Citing inadequate care, Maryland's health secretary imposed a ban on new admissions yesterday against a company providing community-based homes for developmentally disabled people and denied its request to expand two residential facilities in the Towson area.
"I will not tolerate substandard care," Health Secretary Nelson J. Sabatini said in announcing the ban on new admissions at the approximately 15 homes operated in Baltimore city and county by Growth Horizons of Maryland Inc.
Mr. Sabatini said that the health department is examining all of Growth Horizons' sites because of "pervasive problems related to the quality of care," and would consider taking action to strip them of operating licenses if those problems are not adequately addressed.

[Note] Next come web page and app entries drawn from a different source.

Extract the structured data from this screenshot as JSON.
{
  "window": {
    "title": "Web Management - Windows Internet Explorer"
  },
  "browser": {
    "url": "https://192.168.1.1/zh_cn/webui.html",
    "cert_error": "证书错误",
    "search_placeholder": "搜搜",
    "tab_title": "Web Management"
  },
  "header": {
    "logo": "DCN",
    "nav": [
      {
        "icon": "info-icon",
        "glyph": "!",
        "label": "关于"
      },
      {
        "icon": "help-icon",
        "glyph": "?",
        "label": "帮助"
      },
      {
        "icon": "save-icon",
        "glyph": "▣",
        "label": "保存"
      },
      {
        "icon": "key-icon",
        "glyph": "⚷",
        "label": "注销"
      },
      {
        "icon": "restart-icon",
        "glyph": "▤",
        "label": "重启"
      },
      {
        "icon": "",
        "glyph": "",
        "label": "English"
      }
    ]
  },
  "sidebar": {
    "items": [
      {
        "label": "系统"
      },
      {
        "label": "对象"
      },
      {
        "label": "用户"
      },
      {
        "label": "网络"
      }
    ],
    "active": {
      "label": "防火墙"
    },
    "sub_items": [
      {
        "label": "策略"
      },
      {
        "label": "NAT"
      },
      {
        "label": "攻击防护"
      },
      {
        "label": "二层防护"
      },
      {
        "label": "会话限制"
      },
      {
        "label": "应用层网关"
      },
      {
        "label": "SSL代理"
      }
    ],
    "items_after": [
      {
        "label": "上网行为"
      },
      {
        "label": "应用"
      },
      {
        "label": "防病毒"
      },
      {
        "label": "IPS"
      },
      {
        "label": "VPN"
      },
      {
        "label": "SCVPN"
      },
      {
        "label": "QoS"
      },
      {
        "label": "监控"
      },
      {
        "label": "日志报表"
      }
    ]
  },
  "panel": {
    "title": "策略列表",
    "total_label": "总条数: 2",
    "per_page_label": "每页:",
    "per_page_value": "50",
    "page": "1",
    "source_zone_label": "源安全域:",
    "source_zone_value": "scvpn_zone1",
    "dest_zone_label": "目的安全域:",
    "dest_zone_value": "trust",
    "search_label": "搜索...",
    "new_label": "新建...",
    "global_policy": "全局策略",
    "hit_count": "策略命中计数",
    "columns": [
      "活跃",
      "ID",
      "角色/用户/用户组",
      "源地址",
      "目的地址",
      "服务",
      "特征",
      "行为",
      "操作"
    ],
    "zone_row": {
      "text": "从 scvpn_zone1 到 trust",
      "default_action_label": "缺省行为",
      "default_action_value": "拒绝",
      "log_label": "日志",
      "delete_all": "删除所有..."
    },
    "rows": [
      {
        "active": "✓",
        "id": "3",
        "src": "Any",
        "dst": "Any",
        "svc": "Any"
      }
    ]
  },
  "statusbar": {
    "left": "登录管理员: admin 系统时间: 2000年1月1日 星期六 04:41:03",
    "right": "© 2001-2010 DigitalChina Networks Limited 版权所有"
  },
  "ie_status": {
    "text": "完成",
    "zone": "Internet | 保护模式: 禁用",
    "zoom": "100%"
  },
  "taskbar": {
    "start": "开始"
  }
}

The actions against Growth Horizons -- the first provider of community-based living to be penalized in Mr. Sabatini's eight months as secretary -- grew out of its applications to expand from three to four the number of beds at homes on Beaver Bank Circle and Rowan Court in Towson.
After no formal opposition was expressed at public hearings on the proposed expansion, the department's administrator of community programs examined the most recent inspection reports on Growth Horizons and found "serious deficiencies in [its] overall program," among them:

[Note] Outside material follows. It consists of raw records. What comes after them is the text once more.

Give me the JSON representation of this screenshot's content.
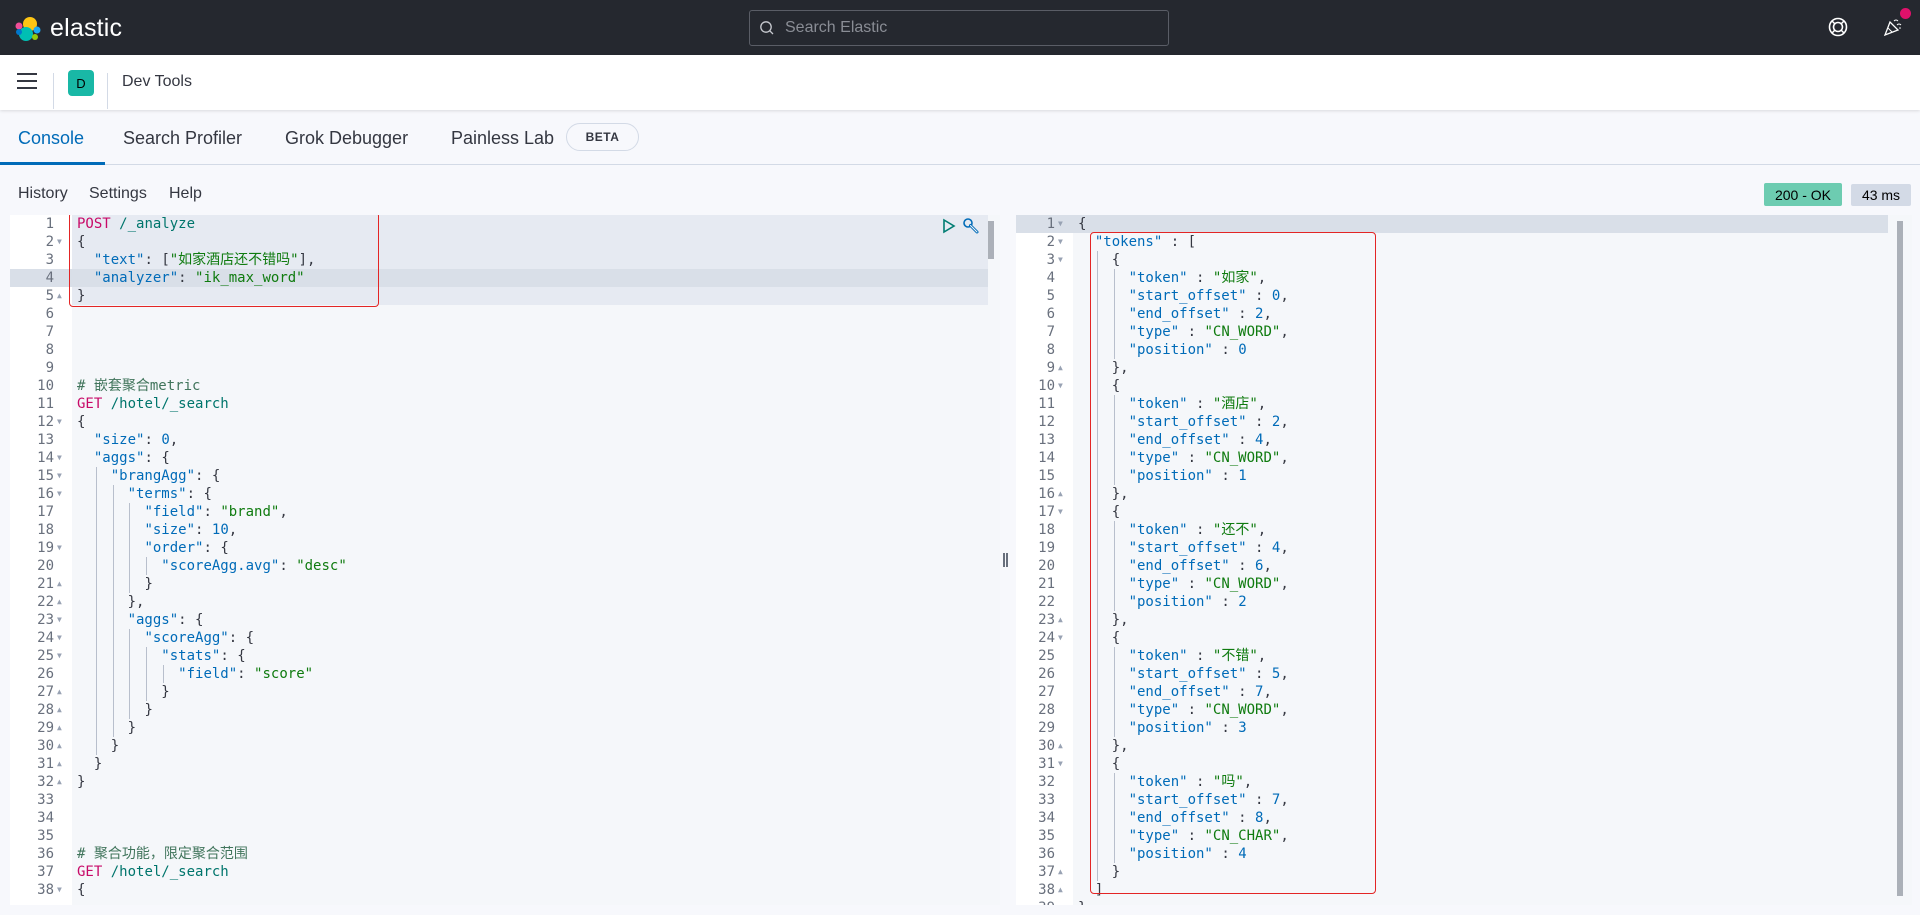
{
  "header": {
    "brand": "elastic",
    "search_placeholder": "Search Elastic",
    "icons": [
      "help-lifebuoy-icon",
      "newsfeed-party-icon"
    ],
    "notification_color": "#e0116b"
  },
  "subheader": {
    "space_initial": "D",
    "space_color": "#19b8a6",
    "breadcrumb": "Dev Tools"
  },
  "tabs": [
    {
      "label": "Console",
      "active": true
    },
    {
      "label": "Search Profiler",
      "active": false
    },
    {
      "label": "Grok Debugger",
      "active": false
    },
    {
      "label": "Painless Lab",
      "active": false,
      "badge": "BETA"
    }
  ],
  "toolbar": {
    "history": "History",
    "settings": "Settings",
    "help": "Help"
  },
  "status": {
    "code": "200 - OK",
    "time": "43 ms",
    "ok_color": "#6dccb1"
  },
  "request_editor": {
    "lines": [
      "POST /_analyze",
      "{",
      "  \"text\": [\"如家酒店还不错吗\"],",
      "  \"analyzer\": \"ik_max_word\"",
      "}",
      "",
      "",
      "",
      "",
      "# 嵌套聚合metric",
      "GET /hotel/_search",
      "{",
      "  \"size\": 0,",
      "  \"aggs\": {",
      "    \"brangAgg\": {",
      "      \"terms\": {",
      "        \"field\": \"brand\",",
      "        \"size\": 10,",
      "        \"order\": {",
      "          \"scoreAgg.avg\": \"desc\"",
      "        }",
      "      },",
      "      \"aggs\": {",
      "        \"scoreAgg\": {",
      "          \"stats\": {",
      "            \"field\": \"score\"",
      "          }",
      "        }",
      "      }",
      "    }",
      "  }",
      "}",
      "",
      "",
      "",
      "# 聚合功能，限定聚合范围",
      "GET /hotel/_search",
      "{"
    ],
    "folds": {
      "2": "down",
      "5": "up",
      "12": "down",
      "14": "down",
      "15": "down",
      "16": "down",
      "19": "down",
      "21": "up",
      "22": "up",
      "23": "down",
      "24": "down",
      "25": "down",
      "27": "up",
      "28": "up",
      "29": "up",
      "30": "up",
      "31": "up",
      "32": "up",
      "38": "down"
    },
    "action_icons": [
      "play-icon",
      "wrench-icon"
    ]
  },
  "response_editor": {
    "lines": [
      "{",
      "  \"tokens\" : [",
      "    {",
      "      \"token\" : \"如家\",",
      "      \"start_offset\" : 0,",
      "      \"end_offset\" : 2,",
      "      \"type\" : \"CN_WORD\",",
      "      \"position\" : 0",
      "    },",
      "    {",
      "      \"token\" : \"酒店\",",
      "      \"start_offset\" : 2,",
      "      \"end_offset\" : 4,",
      "      \"type\" : \"CN_WORD\",",
      "      \"position\" : 1",
      "    },",
      "    {",
      "      \"token\" : \"还不\",",
      "      \"start_offset\" : 4,",
      "      \"end_offset\" : 6,",
      "      \"type\" : \"CN_WORD\",",
      "      \"position\" : 2",
      "    },",
      "    {",
      "      \"token\" : \"不错\",",
      "      \"start_offset\" : 5,",
      "      \"end_offset\" : 7,",
      "      \"type\" : \"CN_WORD\",",
      "      \"position\" : 3",
      "    },",
      "    {",
      "      \"token\" : \"吗\",",
      "      \"start_offset\" : 7,",
      "      \"end_offset\" : 8,",
      "      \"type\" : \"CN_CHAR\",",
      "      \"position\" : 4",
      "    }",
      "  ]",
      "}"
    ],
    "folds": {
      "1": "down",
      "2": "down",
      "3": "down",
      "9": "up",
      "10": "down",
      "16": "up",
      "17": "down",
      "23": "up",
      "24": "down",
      "30": "up",
      "31": "down",
      "37": "up",
      "38": "up"
    }
  }
}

* A lack of staff training that results in a failure to meet the health and program needs of clients.
* Clients being placed at risk by "medically unsound practices," including failures to administer medication and -- in one case -- the lack of blood-pressure monitoring equipment at a home occupied by a client requiring regular pressure checks.
* Lack of programs and knowledge by direct-care employees on managing behavior problems, which many Growth Horizons clients display.
Department officials said that the company's plan for correction was weak in some areas and failed to address all the problems noted by examiners. According to the health department, Growth Horizons is receiving $2.3 million in the current budget year -- 40 percent of it in federal funds, and the rest from the state -- to provide community-based living quarters for about 52 people and day programs for 40 others.
The department's Developmental Disabilities Administration is spending $160 million of its quarter-billion-dollar budget this year for community-based programs, which have largely replaced state mental institutions as the chief providers of care.
Overall, the programs reach more than 7,700 clients -- 1,003 of them living in community-based homes. Mr. Sabatini said that there is notenough money available to meet all needs, and that other people are on a waiting list for placement in residential facilities.
"People who are disabled have the right to live in the community," said Mr. Sabatini. "They also have a right to an adequate level of care. It is important we make sure that level of care is provided in these facili- ties."
The health secretary, who has been in charge of the department since February, said that he did not favor closing facilities and that he hoped the problems of Growth Horizons would be resolved.
"I think community-based providers do an excellent job in this state," the secretary said.